iHeartGuitarBlog.com: It's like the backlash against the new PINK FLOYD album coming out later this year. They're just trying to express themselves, and the whole reason people like them in the first place is because they like how they express themselves — and also it's not like the new album will walk across the shelf and break the old ones.

Mikael: Exactly. People have so many odd opinions about that. Like, referring back to us, it's like people saying it's not OPETH anymore, like they have the power to decide when it's not OPETH anymore, because it just simply doesn't fit their idea of what we are, y'know? But I think that's a bit unfair. I think people should be happy that PINK FLOYD are doing a new record, and it's debatable, but they should just shut up and enjoy it! If they like it or not, it is David Gilmour who has been the head of PINK FLOYD since the mid-'80s, and if the music features Rick Wright, who passed away, why wouldn't you want to be able to listen to it? And Nick Mason's probably gonna play drums, as far as I know, and Roger Waters is not gonna be angry! For me, I look forward to it, very much.

Read the entire interview at iHeartGuitarBlog.com.

Find more on Opeth
  • facebook
  • twitter
  • reddit
  • email

Comments Disclaimer And Information

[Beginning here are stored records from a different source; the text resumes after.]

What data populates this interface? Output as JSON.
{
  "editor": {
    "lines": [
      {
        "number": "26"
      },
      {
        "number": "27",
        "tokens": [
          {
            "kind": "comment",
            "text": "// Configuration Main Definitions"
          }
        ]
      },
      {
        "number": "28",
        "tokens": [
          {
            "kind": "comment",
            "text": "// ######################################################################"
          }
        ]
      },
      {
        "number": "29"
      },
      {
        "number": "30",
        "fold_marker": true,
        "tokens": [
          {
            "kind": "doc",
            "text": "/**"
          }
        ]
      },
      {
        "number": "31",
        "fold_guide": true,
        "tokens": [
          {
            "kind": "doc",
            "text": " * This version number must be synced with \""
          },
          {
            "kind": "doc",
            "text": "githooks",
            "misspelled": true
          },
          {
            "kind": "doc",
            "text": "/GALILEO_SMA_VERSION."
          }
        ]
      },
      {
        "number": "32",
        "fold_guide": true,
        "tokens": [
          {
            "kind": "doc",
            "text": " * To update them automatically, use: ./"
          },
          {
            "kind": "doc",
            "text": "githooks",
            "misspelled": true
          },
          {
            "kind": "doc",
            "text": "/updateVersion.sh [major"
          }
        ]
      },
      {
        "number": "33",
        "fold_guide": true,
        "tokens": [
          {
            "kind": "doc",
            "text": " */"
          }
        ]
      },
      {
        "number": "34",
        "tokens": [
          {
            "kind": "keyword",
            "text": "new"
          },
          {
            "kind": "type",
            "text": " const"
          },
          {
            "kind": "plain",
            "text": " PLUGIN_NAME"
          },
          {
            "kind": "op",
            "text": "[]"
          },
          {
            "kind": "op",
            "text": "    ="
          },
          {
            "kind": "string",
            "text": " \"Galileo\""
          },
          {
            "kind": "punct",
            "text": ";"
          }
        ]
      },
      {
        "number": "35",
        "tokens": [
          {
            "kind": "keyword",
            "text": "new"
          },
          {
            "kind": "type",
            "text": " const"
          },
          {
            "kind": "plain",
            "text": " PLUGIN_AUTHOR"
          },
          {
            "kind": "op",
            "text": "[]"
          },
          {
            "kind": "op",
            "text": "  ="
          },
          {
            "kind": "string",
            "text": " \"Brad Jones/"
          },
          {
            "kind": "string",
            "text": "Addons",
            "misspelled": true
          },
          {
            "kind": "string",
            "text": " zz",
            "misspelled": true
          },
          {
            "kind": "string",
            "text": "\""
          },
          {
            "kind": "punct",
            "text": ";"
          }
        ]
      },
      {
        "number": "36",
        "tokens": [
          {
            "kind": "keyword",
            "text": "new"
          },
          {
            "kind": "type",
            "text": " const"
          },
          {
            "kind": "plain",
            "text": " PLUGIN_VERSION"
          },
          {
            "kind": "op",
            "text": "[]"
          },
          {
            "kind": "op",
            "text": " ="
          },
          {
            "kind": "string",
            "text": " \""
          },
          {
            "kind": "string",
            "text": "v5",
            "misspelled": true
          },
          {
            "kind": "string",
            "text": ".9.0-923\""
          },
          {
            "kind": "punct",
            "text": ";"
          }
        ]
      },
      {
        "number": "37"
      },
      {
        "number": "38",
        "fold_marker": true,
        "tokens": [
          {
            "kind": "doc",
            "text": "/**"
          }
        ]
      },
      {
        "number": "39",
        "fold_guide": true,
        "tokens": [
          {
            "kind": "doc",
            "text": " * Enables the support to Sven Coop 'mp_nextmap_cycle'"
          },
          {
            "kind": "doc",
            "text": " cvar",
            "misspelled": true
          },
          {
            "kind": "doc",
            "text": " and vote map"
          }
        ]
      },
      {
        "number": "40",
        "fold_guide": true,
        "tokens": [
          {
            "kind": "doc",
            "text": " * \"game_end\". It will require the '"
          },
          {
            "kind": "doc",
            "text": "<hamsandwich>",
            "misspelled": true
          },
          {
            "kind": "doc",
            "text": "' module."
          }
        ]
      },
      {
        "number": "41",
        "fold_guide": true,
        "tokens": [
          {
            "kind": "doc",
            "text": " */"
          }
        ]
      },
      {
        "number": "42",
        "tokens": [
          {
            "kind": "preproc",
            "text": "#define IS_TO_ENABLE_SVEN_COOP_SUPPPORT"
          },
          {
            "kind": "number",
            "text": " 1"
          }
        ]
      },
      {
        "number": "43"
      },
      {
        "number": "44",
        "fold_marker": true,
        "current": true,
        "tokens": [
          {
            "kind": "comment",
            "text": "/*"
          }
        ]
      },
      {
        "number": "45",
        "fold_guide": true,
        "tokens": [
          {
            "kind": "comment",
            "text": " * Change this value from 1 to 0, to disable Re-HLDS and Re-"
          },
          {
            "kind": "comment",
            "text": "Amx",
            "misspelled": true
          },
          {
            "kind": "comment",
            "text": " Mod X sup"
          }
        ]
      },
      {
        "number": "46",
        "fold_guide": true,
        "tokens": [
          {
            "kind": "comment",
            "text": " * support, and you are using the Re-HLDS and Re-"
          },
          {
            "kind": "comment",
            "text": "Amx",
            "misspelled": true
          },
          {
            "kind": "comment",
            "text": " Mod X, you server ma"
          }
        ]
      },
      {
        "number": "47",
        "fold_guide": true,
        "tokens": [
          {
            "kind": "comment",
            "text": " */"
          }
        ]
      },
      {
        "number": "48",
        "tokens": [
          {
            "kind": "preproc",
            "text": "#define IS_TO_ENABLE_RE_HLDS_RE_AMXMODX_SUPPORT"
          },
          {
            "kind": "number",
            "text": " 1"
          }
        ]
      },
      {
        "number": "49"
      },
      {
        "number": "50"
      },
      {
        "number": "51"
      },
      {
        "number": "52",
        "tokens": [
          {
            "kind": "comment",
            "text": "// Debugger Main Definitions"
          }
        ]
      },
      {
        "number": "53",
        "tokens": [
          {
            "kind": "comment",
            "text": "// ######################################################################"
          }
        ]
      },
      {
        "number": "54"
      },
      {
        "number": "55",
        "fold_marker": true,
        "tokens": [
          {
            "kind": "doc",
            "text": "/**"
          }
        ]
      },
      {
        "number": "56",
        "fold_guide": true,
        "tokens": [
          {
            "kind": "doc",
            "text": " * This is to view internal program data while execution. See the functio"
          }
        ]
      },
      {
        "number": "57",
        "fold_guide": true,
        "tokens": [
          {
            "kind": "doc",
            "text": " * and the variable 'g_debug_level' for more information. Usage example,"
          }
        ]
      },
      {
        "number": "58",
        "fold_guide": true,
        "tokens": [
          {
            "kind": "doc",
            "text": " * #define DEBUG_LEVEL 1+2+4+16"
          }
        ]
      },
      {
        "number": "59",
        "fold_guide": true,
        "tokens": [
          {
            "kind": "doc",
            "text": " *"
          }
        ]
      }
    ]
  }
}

BLABBERMOUTH.NET uses the Facebook Comments plugin to let people comment on content on the site using their Facebook account. The comments reside on Facebook servers and are not stored on BLABBERMOUTH.NET. To comment on a BLABBERMOUTH.NET story or review, you must be logged in to an active personal account on Facebook. Once you're logged in, you will be able to comment. User comments or postings do not reflect the viewpoint of BLABBERMOUTH.NET and BLABBERMOUTH.NET does not endorse, or guarantee the accuracy of, any user comment. To report spam or any abusive, obscene, defamatory, racist, homophobic or threatening comments, or anything that may violate any applicable laws, use the "Report to Facebook" and "Mark as spam" links that appear next to the comments themselves. To do so, click the downward arrow on the top-right corner of the Facebook comment (the arrow is invisible until you roll over it) and select the appropriate action. You can also send an e-mail to blabbermouthinbox(@)gmail.com with pertinent details. BLABBERMOUTH.NET reserves the right to "hide" comments that may be considered offensive, illegal or inappropriate and to "ban" users that violate the site's Terms Of Service. Hidden comments will still appear to the user and to the user's Facebook friends. If a new comment is published from a "banned" user or contains a blacklisted word, this comment will automatically have limited visibility (the "banned" user's comments will only be visible to the user and the user's Facebook friends).